In other words, the bills’ authors urge Congress (and not scientists) to legally redefine what is, and is not, “best available science,” while stripping scientists and expert agencies of the ability to build on the science and implement those improvements. The agencies would then have to micromanage these dams indefinitely under obsolete 2020 rules to maintain a failing status quo.  That, again, would lead only to widespread salmon extinctions.

PCFFA and IFR have written recently about the dam-removal debate (see the May 2022 Fishermen’s News column Thinking Clearly About Demolishing Dams, at

Dam removals of the sort proposed for the Snake River are nothing new. Nearly 2,000 dams have been removed in the U.S. since 1912, according to a list maintained by American Rivers. And somehow civilization went on—but with healthier rivers and more fish to fill them.

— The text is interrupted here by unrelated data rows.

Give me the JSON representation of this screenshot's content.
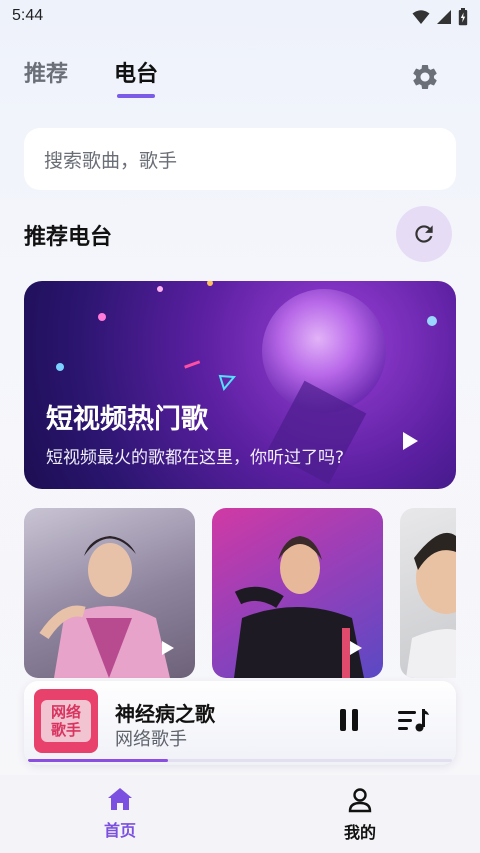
{
  "status_bar": {
    "time": "5:44",
    "icons": [
      "wifi-icon",
      "cell-signal-icon",
      "battery-icon"
    ]
  },
  "top_tabs": {
    "items": [
      {
        "label": "推荐",
        "active": false
      },
      {
        "label": "电台",
        "active": true
      }
    ],
    "settings_icon": "gear-icon"
  },
  "search": {
    "placeholder": "搜索歌曲，歌手"
  },
  "section": {
    "title": "推荐电台",
    "refresh_icon": "refresh-icon"
  },
  "banner": {
    "title": "短视频热门歌",
    "subtitle": "短视频最火的歌都在这里，你听过了吗?"
  },
  "cards": [
    {
      "image": "artist-photo-male"
    },
    {
      "image": "artist-photo-female"
    },
    {
      "image": "artist-photo-partial"
    }
  ],
  "player": {
    "cover_text": "网络歌手",
    "title": "神经病之歌",
    "artist": "网络歌手",
    "progress": 0.33,
    "pause_icon": "pause-icon",
    "playlist_icon": "playlist-icon"
  },
  "bottom_nav": {
    "items": [
      {
        "label": "首页",
        "icon": "home-icon",
        "active": true
      },
      {
        "label": "我的",
        "icon": "user-icon",
        "active": false
      }
    ]
  },
  "colors": {
    "accent": "#7b5ce6",
    "active_nav": "#7b50e0",
    "refresh_bg": "#e7dcf5"
  }
}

PCFFA and IFR are among the groups (including the state of Oregon and two tribes) that have challenged the Columbia River Salmon Biological Opinion from 2020 in American Rivers, et al. vs. NMFS, et al., U.S. Dist. Court of Oregon (Portland District), Case No. 01-cv-00640. The action follows successful invalidations of five prior federal Salmon Plans that each failed to seriously address the option of dam removals. All were thrown out by the courts, with some jurists labeling the plans as “arbitrary and capricious” and “not in accordance with the best available science.”

Biden administration officials are actively negotiating with PCFFA, IFR and other plaintiffs to find alternatives to the cycle of perpetual legal battles, based on a new (and first-ever) Columbia Basin-wide, 100-year salmon restoration plan. The proposal, worked out from 2017-2019 (“the Columbia Basin Partnership”) could save failing salmon runs throughout the basin. But implementing it requires selective dam removals, as well as finding ways to provide substitute benefits to stakeholder groups that stand to lose as the removals go forward.

What You Can Do to Help Save Columbia River Salmon

The above are only some of the fights going on right now to determine the future of salmon in the Columbia Basin. PCFFA and several of its member organizations are deeply involved in efforts (not just litigation) to once again make the Columbia run like a river—instead of the series of stagnant, warm-water, industrialized lakes it has become.

In this we are following a long and glorious political tradition within our industry in fighting the installation and operation of dams that would blatantly destroy the salmon resource upon which so much of our industry is based.

 These efforts deserve your support. Without salmon production from the once-abundant Columbia, there will be no end to the fish wars with Canada, all ocean salmon fishing coastwide will continue to be severely constrained, and the regional fishing economy will continue to lose nearly a billion dollars a year.

Write your members of Congress, and the Washington, Oregon, Idaho and Montana governors, telling them how important restoring Columbia River salmon runs is to our industry, Urge them to do all they can to protect and restore salmon throughout the Columbia Basin. Every letter helps.

And for more information on the growing campaign to save the Columbia Basin’s once-abundant salmon runs, see the Save Our Wild Salmon website,  

Glen Spain is the Acting Executive Director of the Pacific Coast Federation of Fishermen’s Associations (PCFFA) and of its sister organization, the Institute for Fisheries Resources (IFR).   He is also the PFMC-appointed Commercial Fisheries Representative to the PFMC’s Habitat Committee. He can be reached by email at at the PCFFA/IFR Northwest Regional Office: (541) 689-2000. PCFFA’s website is IFR’s website is